In an attempt to find her true identity, Esperanza follows her close friend Sally into dangerous situations until she fully understands the impacts these events have on her present life, and will have in future events. In one such event, Esperanza, now emotionally aware, says, “Sally, you lied, you lied. He wouldn’t let me go. He said I love you Spanish girl” (Cisneros 100). In this event, Esperanza feels like she has lost her place and is now completely vulnerable. This occurrence exposes her true feeling and identity, though she may not know it yet. She uses this specific phrase to point out what she really experienced, and by calling Sally a liar; she shows her future resistance to events such as this. Experiences build a person, and Cisneros continues to demonstrate this important idea in this scene.

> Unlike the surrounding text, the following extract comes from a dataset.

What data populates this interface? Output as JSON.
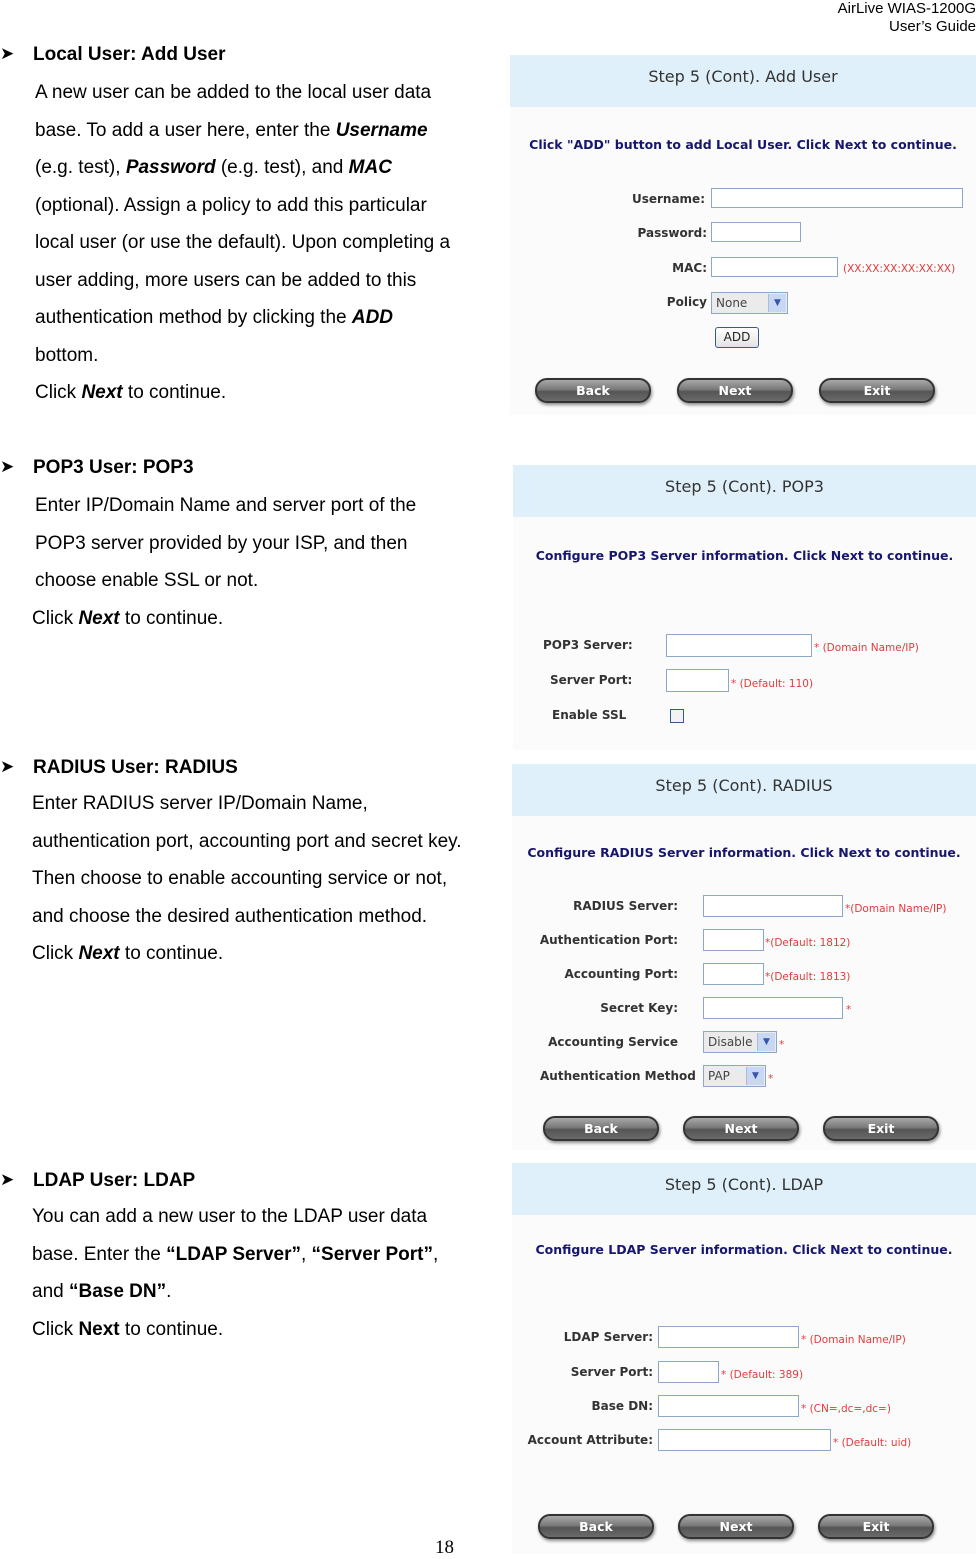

It is important for the reader to understand that Esperanza’s short phrases are the part of her personality, and these are key in getting Cisneros's main ideas through. In previous vignettes, Esperanza expresses her loyalty to Sally. However, by fully understanding the phrase above, we see the tables turn, and Esperanza move away from this kind of lifestyle. When she remarks, “he said I love you Spanish girl”, we see her resistance to the boy, and how she now opposes going down that kind of road. Esperanza now learned that she does not want to grow up in this kind of manner, and learns to avoid that muddy path. Though Sally is a bad influence, Cisneros uses her to lead Esperanza down a different road, and help her mature in a better